Every year since 1945, a famous artist has been given complete freedom to create an original artwork for the label of the vintage to be released.
The owners of Château Mouton Rothschild, Philippe Sereys de Rothschild, Camille Sereys de Rothschild and Julien de Beaumarchais de Rothschild, gave the commission for the label of the 2017 vintage to the French artist Annette Messager, born in 1943. Hailed throughout the world for her creative talents, she takes objects, shapes and words from everyday life to create a world of sometimes joyful, sometimes alarming poetry, marked by her feminist convictions.
Annette Messager’s work for Mouton is titled “Hallelujah”. In an approach that is both realistic and symbolic, she combines two substances, milk and wine, which the Bible often associates with each other, hymning the virtues of both.
Focus on the artist, Annette Messager
Born in Berck in northern France in 1943, the French visual and graphic artist Annette Messager has held exhibitions in leading museums from Paris to London, Tokyo and New York, and won the most prestigious awards, including the Golden Lion at the Venice Biennale in 2005 and the Praemium Imperiale in Japan in 2016.
Reflecting her insatiable curiosity, her work ranges from drawings and three-dimensional assemblies to monumental installations. Unafraid of either different forms or sensitive issues, Annette Messager started out by imagining falsely intimate collector’s albums under shifting identities, treating subjects such as childhood, marriage, men, proverbs, love, mushrooms, things that must be done and things that mustn’t, and everyday words, those you say out loud and those you keep to yourself.
Later, those words would take shape and come to life, as in fairy tales where naturalized animal creatures watch puppets swaying, where body parts come together to form a circle or triangle, and where chimeras dance on walls while textile shapes breathe or manes of hair take wing.
Bearing the imprint of her feminist convictions, her work asks questions of the world as it is, with its rules and its limits, while at the same time surpassing and subverting it, joyfully and iconoclastically.
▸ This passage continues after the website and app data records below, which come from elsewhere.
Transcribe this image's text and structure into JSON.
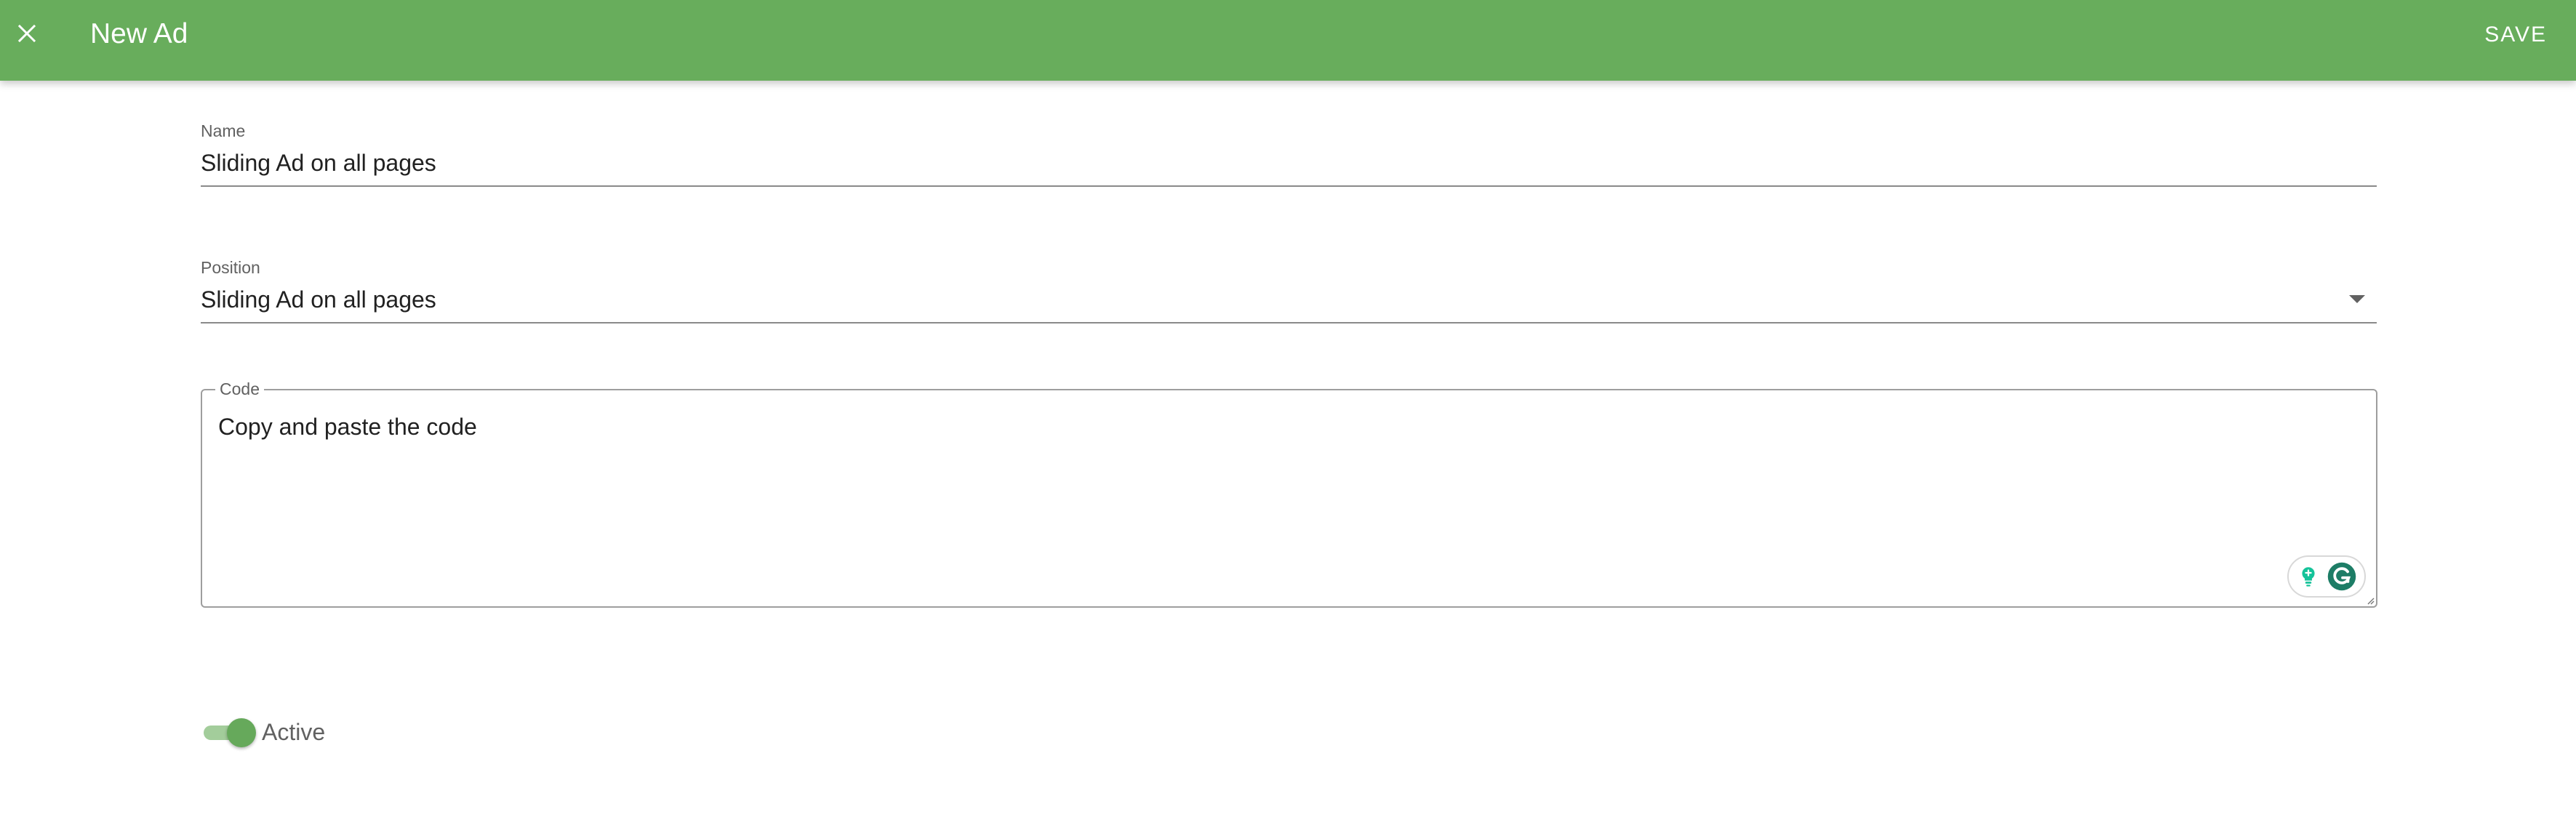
{
  "app_bar": {
    "title": "New Ad",
    "save_label": "SAVE",
    "close_icon": "close-icon",
    "background_color": "#68ad5c"
  },
  "form": {
    "name": {
      "label": "Name",
      "value": "Sliding Ad on all pages"
    },
    "position": {
      "label": "Position",
      "value": "Sliding Ad on all pages",
      "icon": "chevron-down-icon"
    },
    "code": {
      "label": "Code",
      "value": "Copy and paste the code"
    },
    "active": {
      "label": "Active",
      "checked": true
    }
  },
  "grammarly_widget": {
    "icons": [
      "lightbulb-icon",
      "grammarly-icon"
    ],
    "accent_color": "#15c39a"
  }
}
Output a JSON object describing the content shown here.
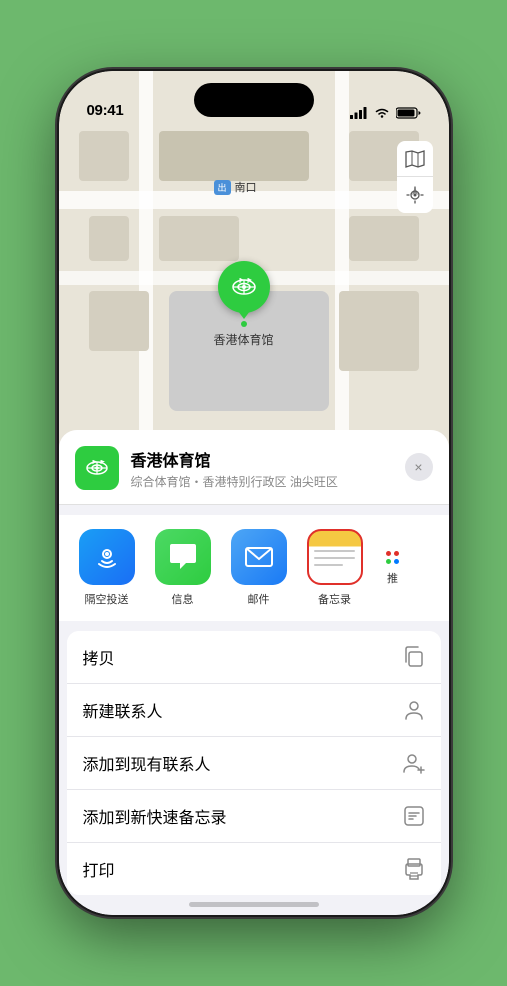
{
  "statusBar": {
    "time": "09:41",
    "signal": "●●●●",
    "wifi": "wifi",
    "battery": "battery"
  },
  "map": {
    "southLabel": "南口",
    "southTag": "出",
    "stadiumName": "香港体育馆"
  },
  "locationHeader": {
    "name": "香港体育馆",
    "subtitle": "综合体育馆・香港特别行政区 油尖旺区",
    "closeLabel": "×"
  },
  "shareApps": [
    {
      "id": "airdrop",
      "label": "隔空投送",
      "emoji": "📡"
    },
    {
      "id": "messages",
      "label": "信息",
      "emoji": "💬"
    },
    {
      "id": "mail",
      "label": "邮件",
      "emoji": "✉️"
    },
    {
      "id": "notes",
      "label": "备忘录",
      "selected": true
    },
    {
      "id": "more",
      "label": "推"
    }
  ],
  "actions": [
    {
      "id": "copy",
      "label": "拷贝",
      "icon": "copy"
    },
    {
      "id": "new-contact",
      "label": "新建联系人",
      "icon": "person"
    },
    {
      "id": "add-existing",
      "label": "添加到现有联系人",
      "icon": "person-add"
    },
    {
      "id": "quick-note",
      "label": "添加到新快速备忘录",
      "icon": "note"
    },
    {
      "id": "print",
      "label": "打印",
      "icon": "print"
    }
  ]
}
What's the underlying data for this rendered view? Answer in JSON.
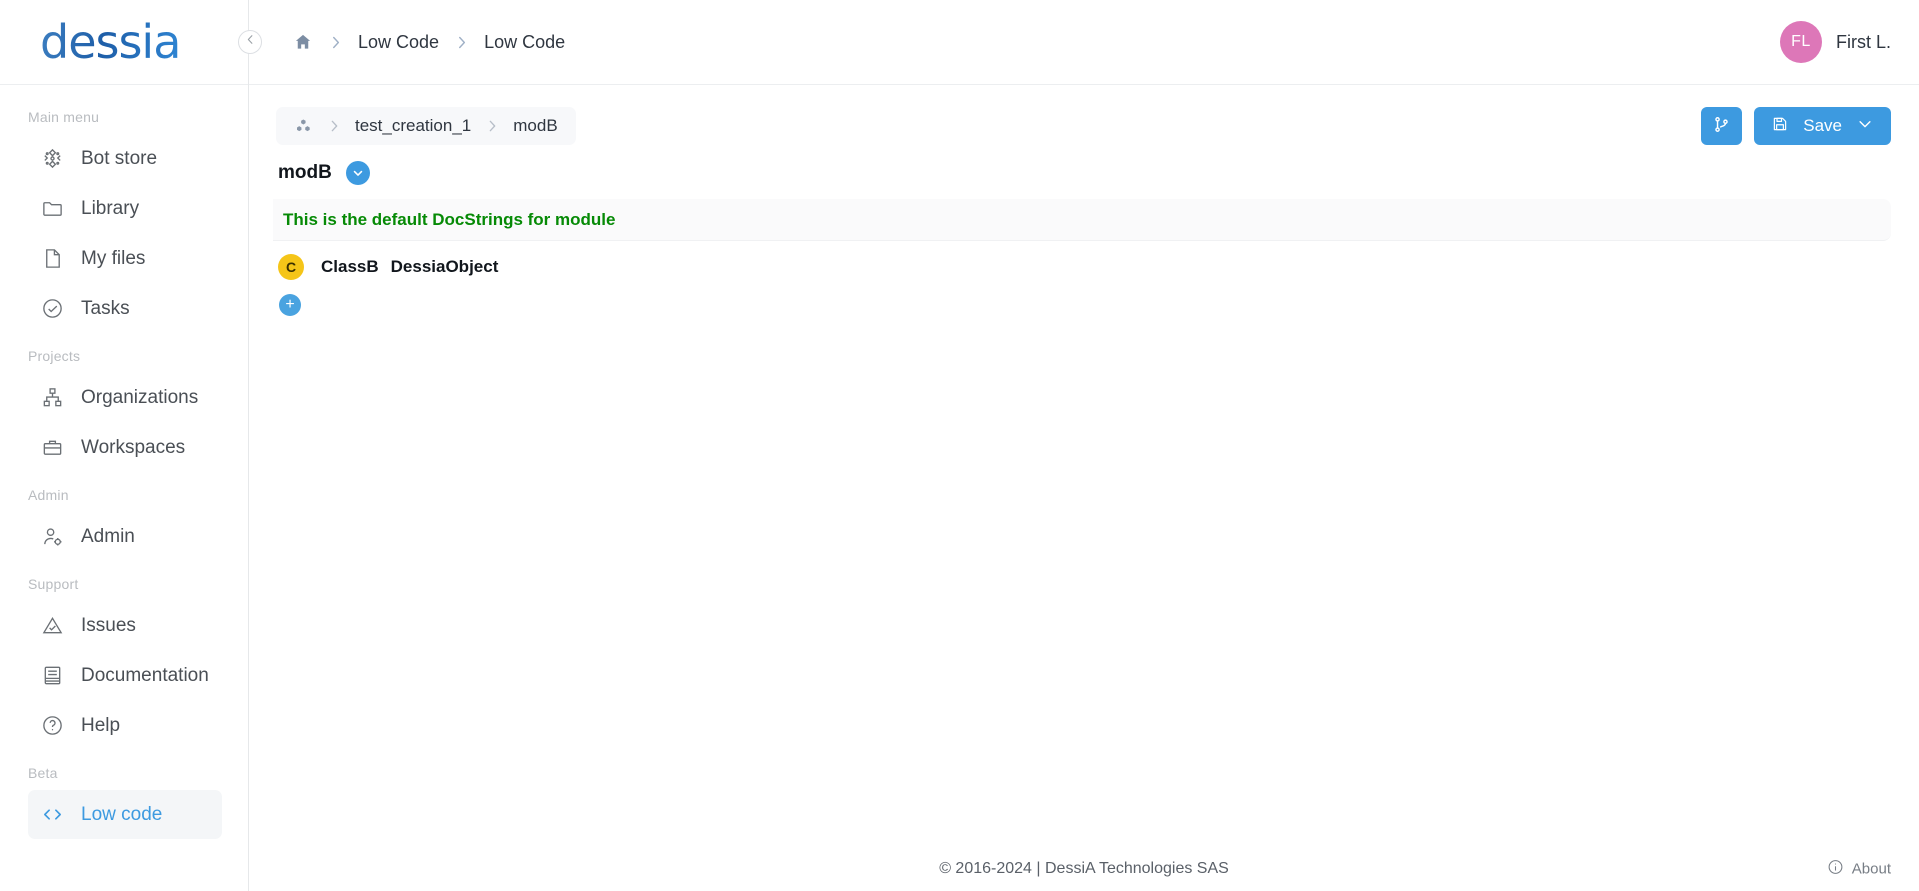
{
  "brand": {
    "logo_text": "dessia",
    "logo_color": "#1e5ea8"
  },
  "sidebar": {
    "collapse_icon": "chevron-left-icon",
    "sections": [
      {
        "label": "Main menu",
        "items": [
          {
            "label": "Bot store",
            "icon": "bot-store-icon",
            "active": false
          },
          {
            "label": "Library",
            "icon": "folder-icon",
            "active": false
          },
          {
            "label": "My files",
            "icon": "file-icon",
            "active": false
          },
          {
            "label": "Tasks",
            "icon": "check-circle-icon",
            "active": false
          }
        ]
      },
      {
        "label": "Projects",
        "items": [
          {
            "label": "Organizations",
            "icon": "org-chart-icon",
            "active": false
          },
          {
            "label": "Workspaces",
            "icon": "briefcase-icon",
            "active": false
          }
        ]
      },
      {
        "label": "Admin",
        "items": [
          {
            "label": "Admin",
            "icon": "user-cog-icon",
            "active": false
          }
        ]
      },
      {
        "label": "Support",
        "items": [
          {
            "label": "Issues",
            "icon": "warning-triangle-icon",
            "active": false
          },
          {
            "label": "Documentation",
            "icon": "book-icon",
            "active": false
          },
          {
            "label": "Help",
            "icon": "question-circle-icon",
            "active": false
          }
        ]
      },
      {
        "label": "Beta",
        "items": [
          {
            "label": "Low code",
            "icon": "code-brackets-icon",
            "active": true
          }
        ]
      }
    ]
  },
  "topbar": {
    "home_icon": "home-icon",
    "breadcrumb": [
      "Low Code",
      "Low Code"
    ],
    "user": {
      "initials": "FL",
      "name": "First L.",
      "avatar_color": "#dd77b8"
    }
  },
  "content": {
    "module_breadcrumb": {
      "icon": "cubes-icon",
      "items": [
        "test_creation_1",
        "modB"
      ]
    },
    "actions": {
      "branch_button": {
        "icon": "git-branch-icon"
      },
      "save_button": {
        "icon": "floppy-disk-icon",
        "label": "Save",
        "dropdown_icon": "chevron-down-icon"
      }
    },
    "module": {
      "title": "modB",
      "toggle_icon": "chevron-down-circle-icon",
      "docstring": "This is the default DocStrings for module",
      "docstring_color": "#068a06",
      "classes": [
        {
          "badge": "C",
          "name": "ClassB",
          "base": "DessiaObject",
          "badge_color": "#f5c518"
        }
      ],
      "add_button": {
        "icon": "plus-icon",
        "label": "+"
      }
    }
  },
  "footer": {
    "copyright": "© 2016-2024 | DessiA Technologies SAS",
    "about": {
      "icon": "info-circle-icon",
      "label": "About"
    }
  }
}
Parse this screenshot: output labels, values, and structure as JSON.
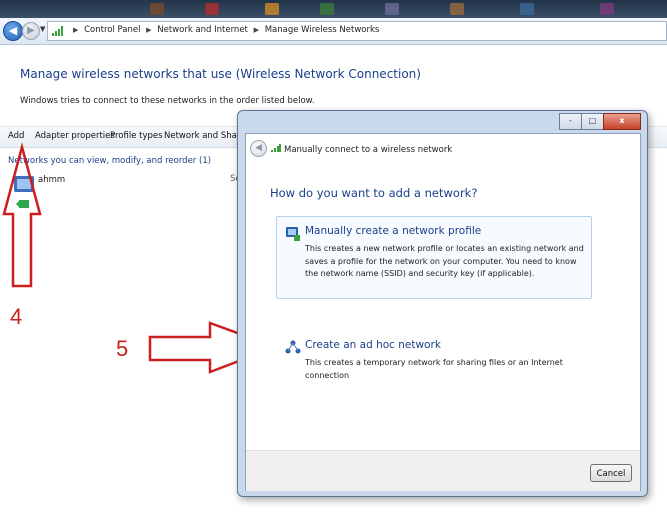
{
  "breadcrumb": {
    "items": [
      "Control Panel",
      "Network and Internet",
      "Manage Wireless Networks"
    ]
  },
  "header": {
    "title": "Manage wireless networks that use (Wireless Network Connection)",
    "subtitle": "Windows tries to connect to these networks in the order listed below."
  },
  "toolbar": {
    "add": "Add",
    "adapter_properties": "Adapter properties",
    "profile_types": "Profile types",
    "network_sharing": "Network and Sharing"
  },
  "list": {
    "group_label": "Networks you can view, modify, and reorder (1)",
    "items": [
      {
        "name": "ahmm",
        "security": "Se"
      }
    ]
  },
  "annotations": {
    "step_4": "4",
    "step_5": "5",
    "color": "#cc1f1f"
  },
  "dialog": {
    "title": "Manually connect to a wireless network",
    "question": "How do you want to add a network?",
    "options": [
      {
        "title": "Manually create a network profile",
        "description": "This creates a new network profile or locates an existing network and saves a profile for the network on your computer. You need to know the network name (SSID) and security key (if applicable)."
      },
      {
        "title": "Create an ad hoc network",
        "description": "This creates a temporary network for sharing files or an Internet connection"
      }
    ],
    "cancel_label": "Cancel",
    "close_glyph": "x",
    "minimize_glyph": "-",
    "maximize_glyph": "□"
  },
  "colors": {
    "link_blue": "#1a3f8c",
    "arrow_red": "#cc1f1f"
  }
}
The prisms through which Annette Messager’s work shows life can evoke contrasting emotions, from bilious humour to rose-tinted optimism, black despair to the red mist of anger, for everything; love, play, bestiality, torture; is present in it.